PETAL, MS (WDAM) - The City of Petal and the Department of Justice have reached an agreement to resolve allegations of discrimination against multiple people with disabilities living in supported housing in a city neighborhood.
"We tried to uphold our zoning laws which the neighbors of this facility wanted us to do, the Department of Justice became involved, and through consultations with them it was determined that our R-1 zoning laws would not keep a facility like this from operating in that neighborhood," said Petal Mayor, Hal Marx.
The city tried to close a home operated by Brandi's Hope Community Services that opened in 2012.
In response, a lawsuit, filed in U.S. District Court for the Southern District of Mississippi, alleging that the city violated the Fair Housing Act and the Americans with Disabilities Act when it took actions to prevent three men with disabilities from residing together in a rented home on the same terms as non-disabled persons; under the city's zoning code, up to four unrelated persons may reside together in a home in a residential neighborhood.
According to Marx, any group home required special zoning permission.
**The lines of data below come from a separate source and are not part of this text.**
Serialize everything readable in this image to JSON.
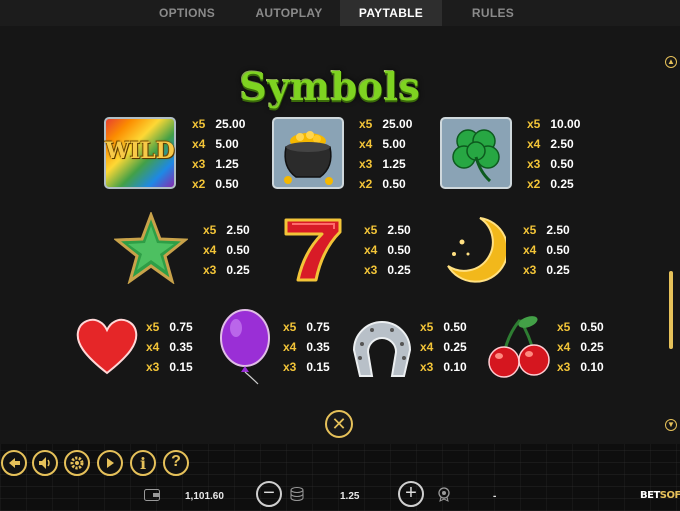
{
  "tabs": [
    {
      "label": "OPTIONS",
      "active": false
    },
    {
      "label": "AUTOPLAY",
      "active": false
    },
    {
      "label": "PAYTABLE",
      "active": true
    },
    {
      "label": "RULES",
      "active": false
    }
  ],
  "paytable": {
    "title": "Symbols",
    "wild_label": "WILD",
    "symbols": [
      {
        "name": "wild",
        "icon": "wild-rainbow-icon",
        "pays": [
          {
            "mult": "x5",
            "value": "25.00"
          },
          {
            "mult": "x4",
            "value": "5.00"
          },
          {
            "mult": "x3",
            "value": "1.25"
          },
          {
            "mult": "x2",
            "value": "0.50"
          }
        ]
      },
      {
        "name": "pot-of-gold",
        "icon": "pot-of-gold-icon",
        "pays": [
          {
            "mult": "x5",
            "value": "25.00"
          },
          {
            "mult": "x4",
            "value": "5.00"
          },
          {
            "mult": "x3",
            "value": "1.25"
          },
          {
            "mult": "x2",
            "value": "0.50"
          }
        ]
      },
      {
        "name": "clover",
        "icon": "four-leaf-clover-icon",
        "pays": [
          {
            "mult": "x5",
            "value": "10.00"
          },
          {
            "mult": "x4",
            "value": "2.50"
          },
          {
            "mult": "x3",
            "value": "0.50"
          },
          {
            "mult": "x2",
            "value": "0.25"
          }
        ]
      },
      {
        "name": "star",
        "icon": "green-star-icon",
        "pays": [
          {
            "mult": "x5",
            "value": "2.50"
          },
          {
            "mult": "x4",
            "value": "0.50"
          },
          {
            "mult": "x3",
            "value": "0.25"
          }
        ]
      },
      {
        "name": "seven",
        "icon": "lucky-seven-icon",
        "pays": [
          {
            "mult": "x5",
            "value": "2.50"
          },
          {
            "mult": "x4",
            "value": "0.50"
          },
          {
            "mult": "x3",
            "value": "0.25"
          }
        ]
      },
      {
        "name": "moon",
        "icon": "crescent-moon-icon",
        "pays": [
          {
            "mult": "x5",
            "value": "2.50"
          },
          {
            "mult": "x4",
            "value": "0.50"
          },
          {
            "mult": "x3",
            "value": "0.25"
          }
        ]
      },
      {
        "name": "heart",
        "icon": "red-heart-icon",
        "pays": [
          {
            "mult": "x5",
            "value": "0.75"
          },
          {
            "mult": "x4",
            "value": "0.35"
          },
          {
            "mult": "x3",
            "value": "0.15"
          }
        ]
      },
      {
        "name": "balloon",
        "icon": "purple-balloon-icon",
        "pays": [
          {
            "mult": "x5",
            "value": "0.75"
          },
          {
            "mult": "x4",
            "value": "0.35"
          },
          {
            "mult": "x3",
            "value": "0.15"
          }
        ]
      },
      {
        "name": "horseshoe",
        "icon": "horseshoe-icon",
        "pays": [
          {
            "mult": "x5",
            "value": "0.50"
          },
          {
            "mult": "x4",
            "value": "0.25"
          },
          {
            "mult": "x3",
            "value": "0.10"
          }
        ]
      },
      {
        "name": "cherries",
        "icon": "cherries-icon",
        "pays": [
          {
            "mult": "x5",
            "value": "0.50"
          },
          {
            "mult": "x4",
            "value": "0.25"
          },
          {
            "mult": "x3",
            "value": "0.10"
          }
        ]
      }
    ]
  },
  "controls": {
    "icons": [
      "back-arrow-icon",
      "sound-icon",
      "settings-gear-icon",
      "autoplay-icon",
      "info-icon",
      "help-icon"
    ],
    "info_label": "i",
    "help_label": "?",
    "close_label": "✕"
  },
  "footer": {
    "balance": "1,101.60",
    "bet": "1.25",
    "win": "-",
    "minus_label": "−",
    "plus_label": "+",
    "brand_a": "BET",
    "brand_b": "SOFT"
  },
  "colors": {
    "accent": "#e6c15a",
    "title_green": "#7ed321",
    "mult_yellow": "#f2c438"
  }
}
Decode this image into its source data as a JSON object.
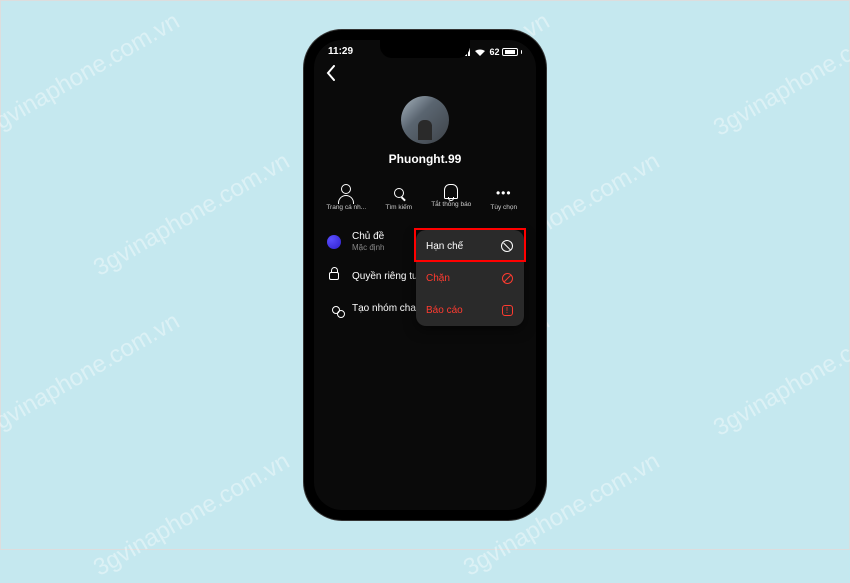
{
  "status": {
    "time": "11:29",
    "battery_pct": "62"
  },
  "profile": {
    "username": "Phuonght.99"
  },
  "actions": {
    "profile": "Trang cá nh...",
    "search": "Tìm kiếm",
    "mute": "Tắt thông báo",
    "options": "Tùy chọn"
  },
  "menu": {
    "theme_label": "Chủ đề",
    "theme_sub": "Mặc định",
    "privacy_label": "Quyền riêng tư & an t...",
    "group_label": "Tạo nhóm chat"
  },
  "popover": {
    "restrict": "Hạn chế",
    "block": "Chặn",
    "report": "Báo cáo"
  },
  "watermark": "3gvinaphone.com.vn"
}
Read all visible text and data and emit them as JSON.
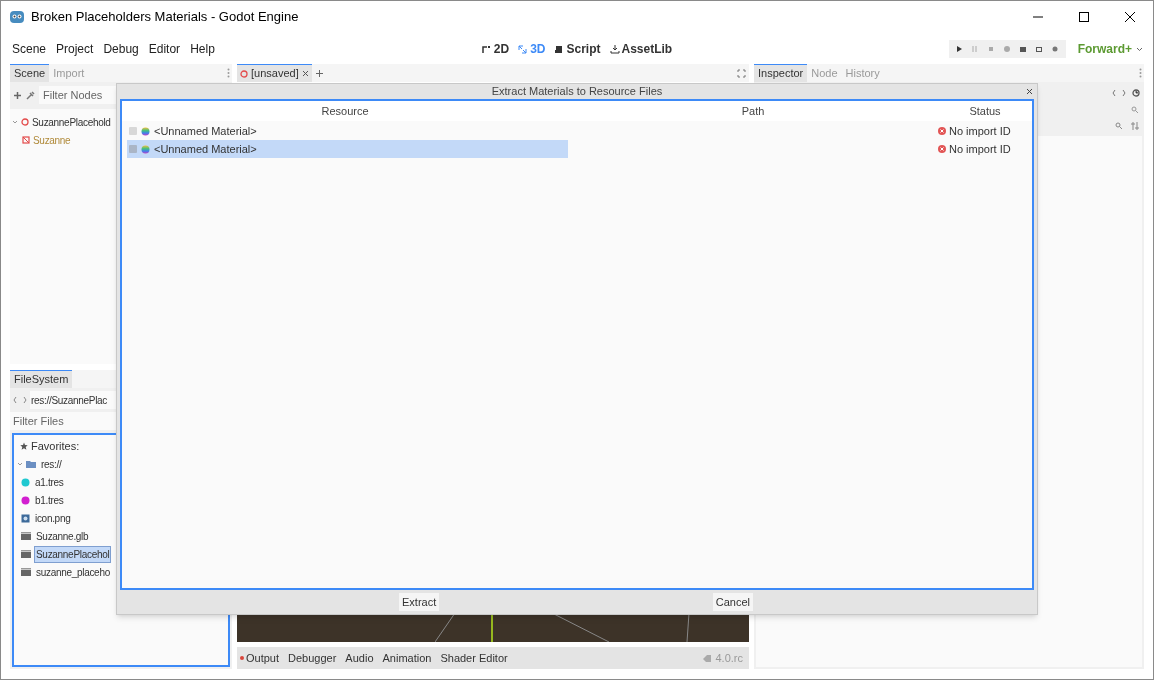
{
  "window": {
    "title": "Broken Placeholders Materials - Godot Engine"
  },
  "menu": [
    "Scene",
    "Project",
    "Debug",
    "Editor",
    "Help"
  ],
  "main_screens": [
    {
      "label": "2D",
      "kind": "planar",
      "selected": false
    },
    {
      "label": "3D",
      "kind": "spatial",
      "selected": true
    },
    {
      "label": "Script",
      "kind": "script",
      "selected": false
    },
    {
      "label": "AssetLib",
      "kind": "assetlib",
      "selected": false
    }
  ],
  "renderer": "Forward+",
  "scene_dock": {
    "tabs": [
      {
        "label": "Scene",
        "selected": true
      },
      {
        "label": "Import",
        "selected": false
      }
    ],
    "filter_placeholder": "Filter Nodes",
    "tree": [
      {
        "label": "SuzannePlacehold",
        "kind": "root",
        "expanded": true,
        "children": [
          {
            "label": "Suzanne",
            "kind": "mesh"
          }
        ]
      }
    ]
  },
  "filesystem": {
    "tabs": [
      {
        "label": "FileSystem",
        "selected": true
      }
    ],
    "path": "res://SuzannePlac",
    "filter_placeholder": "Filter Files",
    "favorites": "Favorites:",
    "tree": [
      {
        "label": "res://",
        "kind": "folder",
        "expanded": true,
        "selected": false,
        "children": [
          {
            "label": "a1.tres",
            "kind": "material",
            "color": "#1fc8d0",
            "selected": false
          },
          {
            "label": "b1.tres",
            "kind": "material",
            "color": "#d21fd0",
            "selected": false
          },
          {
            "label": "icon.png",
            "kind": "image",
            "selected": false
          },
          {
            "label": "Suzanne.glb",
            "kind": "scene",
            "selected": false
          },
          {
            "label": "SuzannePlacehol",
            "kind": "scene",
            "selected": true
          },
          {
            "label": "suzanne_placeho",
            "kind": "scene",
            "selected": false
          }
        ]
      }
    ]
  },
  "editor_tabs": [
    {
      "label": "[unsaved]",
      "selected": true
    }
  ],
  "bottom_panel": {
    "tabs": [
      {
        "label": "Output",
        "alert": true
      },
      {
        "label": "Debugger",
        "alert": false
      },
      {
        "label": "Audio",
        "alert": false
      },
      {
        "label": "Animation",
        "alert": false
      },
      {
        "label": "Shader Editor",
        "alert": false
      }
    ],
    "version": "4.0.rc"
  },
  "inspector_dock": {
    "tabs": [
      {
        "label": "Inspector",
        "selected": true
      },
      {
        "label": "Node",
        "selected": false
      },
      {
        "label": "History",
        "selected": false
      }
    ]
  },
  "dialog": {
    "title": "Extract Materials to Resource Files",
    "columns": [
      "Resource",
      "Path",
      "Status"
    ],
    "rows": [
      {
        "resource": "<Unnamed Material>",
        "checked": false,
        "selected": false,
        "status": "No import ID"
      },
      {
        "resource": "<Unnamed Material>",
        "checked": false,
        "selected": true,
        "status": "No import ID"
      }
    ],
    "buttons": [
      "Extract",
      "Cancel"
    ]
  }
}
Brandi's Hope filed a separate lawsuit in 2014, which this settlement also cleared up.
Petal will pay $25,000 to Brandi's Hope and another $25,000 the U.S. government, and both parties will cover their legal expenses.
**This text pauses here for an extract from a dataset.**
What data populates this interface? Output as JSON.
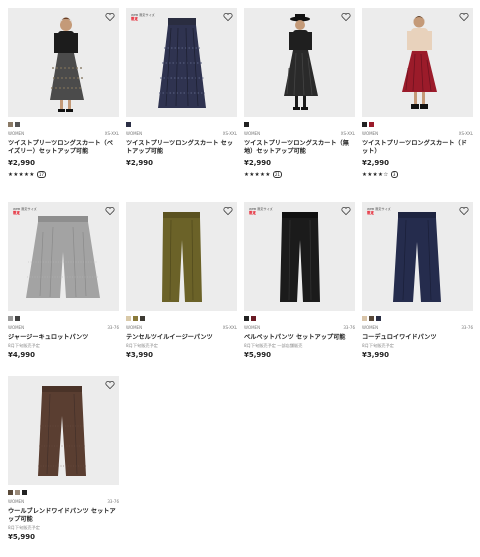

"We have since complied with what the Department of Justice has told us to do, we have changed our zoning laws and the facility remains open, it was actually never shut down and no one was put out of the home throughout the whole thing," said Marx.
"I just simply was doing what the people of this city wanted me to do, it was not about discriminating against anyone, I was pushing for what I thought our laws stated and what they stood for," said Marx.